» What the exercise asks: Each entry shown below is to be reproduced exactly.

[Recorded data]
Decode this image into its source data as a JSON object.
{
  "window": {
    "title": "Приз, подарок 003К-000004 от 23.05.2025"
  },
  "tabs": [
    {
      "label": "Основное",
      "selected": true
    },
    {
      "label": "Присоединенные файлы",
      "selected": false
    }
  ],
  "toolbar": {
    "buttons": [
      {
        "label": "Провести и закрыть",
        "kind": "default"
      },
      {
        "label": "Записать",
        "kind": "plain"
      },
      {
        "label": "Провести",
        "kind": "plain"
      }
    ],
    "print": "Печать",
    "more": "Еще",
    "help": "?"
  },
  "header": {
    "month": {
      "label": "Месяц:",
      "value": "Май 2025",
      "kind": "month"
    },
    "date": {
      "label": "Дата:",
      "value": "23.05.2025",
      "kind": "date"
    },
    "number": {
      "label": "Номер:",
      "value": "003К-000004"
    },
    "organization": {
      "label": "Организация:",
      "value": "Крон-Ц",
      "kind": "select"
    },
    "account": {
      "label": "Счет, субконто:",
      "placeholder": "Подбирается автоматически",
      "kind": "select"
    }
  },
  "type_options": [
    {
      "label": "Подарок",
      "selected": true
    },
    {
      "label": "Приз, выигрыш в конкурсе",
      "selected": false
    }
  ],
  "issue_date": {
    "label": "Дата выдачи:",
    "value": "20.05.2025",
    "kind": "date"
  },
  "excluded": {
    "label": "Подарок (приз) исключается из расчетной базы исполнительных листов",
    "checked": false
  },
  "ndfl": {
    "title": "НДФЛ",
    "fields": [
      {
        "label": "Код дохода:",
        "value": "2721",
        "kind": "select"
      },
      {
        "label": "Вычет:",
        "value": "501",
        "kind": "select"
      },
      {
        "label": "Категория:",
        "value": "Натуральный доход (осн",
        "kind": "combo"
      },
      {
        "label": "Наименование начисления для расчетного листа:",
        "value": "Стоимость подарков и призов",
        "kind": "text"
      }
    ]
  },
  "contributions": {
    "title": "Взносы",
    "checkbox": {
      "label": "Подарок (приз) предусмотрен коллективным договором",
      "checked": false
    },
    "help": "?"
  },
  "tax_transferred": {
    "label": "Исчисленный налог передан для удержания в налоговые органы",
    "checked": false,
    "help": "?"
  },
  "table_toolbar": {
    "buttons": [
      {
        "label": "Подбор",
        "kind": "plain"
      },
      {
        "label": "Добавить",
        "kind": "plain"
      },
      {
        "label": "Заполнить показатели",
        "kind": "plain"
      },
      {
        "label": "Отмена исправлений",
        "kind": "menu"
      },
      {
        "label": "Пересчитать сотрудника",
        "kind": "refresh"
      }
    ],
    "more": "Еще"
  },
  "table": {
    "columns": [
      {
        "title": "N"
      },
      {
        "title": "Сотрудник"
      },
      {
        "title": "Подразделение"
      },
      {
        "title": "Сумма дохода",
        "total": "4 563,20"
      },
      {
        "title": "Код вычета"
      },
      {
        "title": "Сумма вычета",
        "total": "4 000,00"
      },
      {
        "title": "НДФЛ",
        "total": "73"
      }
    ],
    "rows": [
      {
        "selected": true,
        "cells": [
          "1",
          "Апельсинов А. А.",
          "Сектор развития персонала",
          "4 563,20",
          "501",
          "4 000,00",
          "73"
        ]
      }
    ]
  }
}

» Result of the task:
Decode this image into its source data as a JSON object.
{
  "window": {
    "title": "Приз, подарок 003К-000004 от 23.05.2025"
  },
  "tabs": [
    {
      "label": "Основное",
      "selected": true
    },
    {
      "label": "Присоединенные файлы",
      "selected": false
    }
  ],
  "toolbar": {
    "buttons": [
      {
        "label": "Провести и закрыть",
        "kind": "default"
      },
      {
        "label": "Записать",
        "kind": "plain"
      },
      {
        "label": "Провести",
        "kind": "plain"
      }
    ],
    "print": "Печать",
    "more": "Еще",
    "help": "?"
  },
  "header": {
    "month": {
      "label": "Месяц:",
      "value": "Май 2025",
      "kind": "month"
    },
    "date": {
      "label": "Дата:",
      "value": "23.05.2025",
      "kind": "date"
    },
    "number": {
      "label": "Номер:",
      "value": "003К-000004"
    },
    "organization": {
      "label": "Организация:",
      "value": "Крон-Ц",
      "kind": "select"
    },
    "account": {
      "label": "Счет, субконто:",
      "placeholder": "Подбирается автоматически",
      "kind": "select"
    }
  },
  "type_options": [
    {
      "label": "Подарок",
      "selected": true
    },
    {
      "label": "Приз, выигрыш в конкурсе",
      "selected": false
    }
  ],
  "issue_date": {
    "label": "Дата выдачи:",
    "value": "20.05.2025",
    "kind": "date"
  },
  "excluded": {
    "label": "Подарок (приз) исключается из расчетной базы исполнительных листов",
    "checked": false
  },
  "ndfl": {
    "title": "НДФЛ",
    "fields": [
      {
        "label": "Код дохода:",
        "value": "2721",
        "kind": "select"
      },
      {
        "label": "Вычет:",
        "value": "501",
        "kind": "select"
      },
      {
        "label": "Категория:",
        "value": "Натуральный доход (осн",
        "kind": "combo"
      },
      {
        "label": "Наименование начисления для расчетного листа:",
        "value": "Стоимость подарков и призов",
        "kind": "text"
      }
    ]
  },
  "contributions": {
    "title": "Взносы",
    "checkbox": {
      "label": "Подарок (приз) предусмотрен коллективным договором",
      "checked": false
    },
    "help": "?"
  },
  "tax_transferred": {
    "label": "Исчисленный налог передан для удержания в налоговые органы",
    "checked": false,
    "help": "?"
  },
  "table_toolbar": {
    "buttons": [
      {
        "label": "Подбор",
        "kind": "plain"
      },
      {
        "label": "Добавить",
        "kind": "plain"
      },
      {
        "label": "Заполнить показатели",
        "kind": "plain"
      },
      {
        "label": "Отмена исправлений",
        "kind": "menu"
      },
      {
        "label": "Пересчитать сотрудника",
        "kind": "refresh"
      }
    ],
    "more": "Еще"
  },
  "table": {
    "columns": [
      {
        "title": "N"
      },
      {
        "title": "Сотрудник"
      },
      {
        "title": "Подразделение"
      },
      {
        "title": "Сумма дохода",
        "total": "4 563,20"
      },
      {
        "title": "Код вычета"
      },
      {
        "title": "Сумма вычета",
        "total": "4 000,00"
      },
      {
        "title": "НДФЛ",
        "total": "73"
      }
    ],
    "rows": [
      {
        "selected": true,
        "cells": [
          "1",
          "Апельсинов А. А.",
          "Сектор развития персонала",
          "4 563,20",
          "501",
          "4 000,00",
          "73"
        ]
      }
    ]
  }
}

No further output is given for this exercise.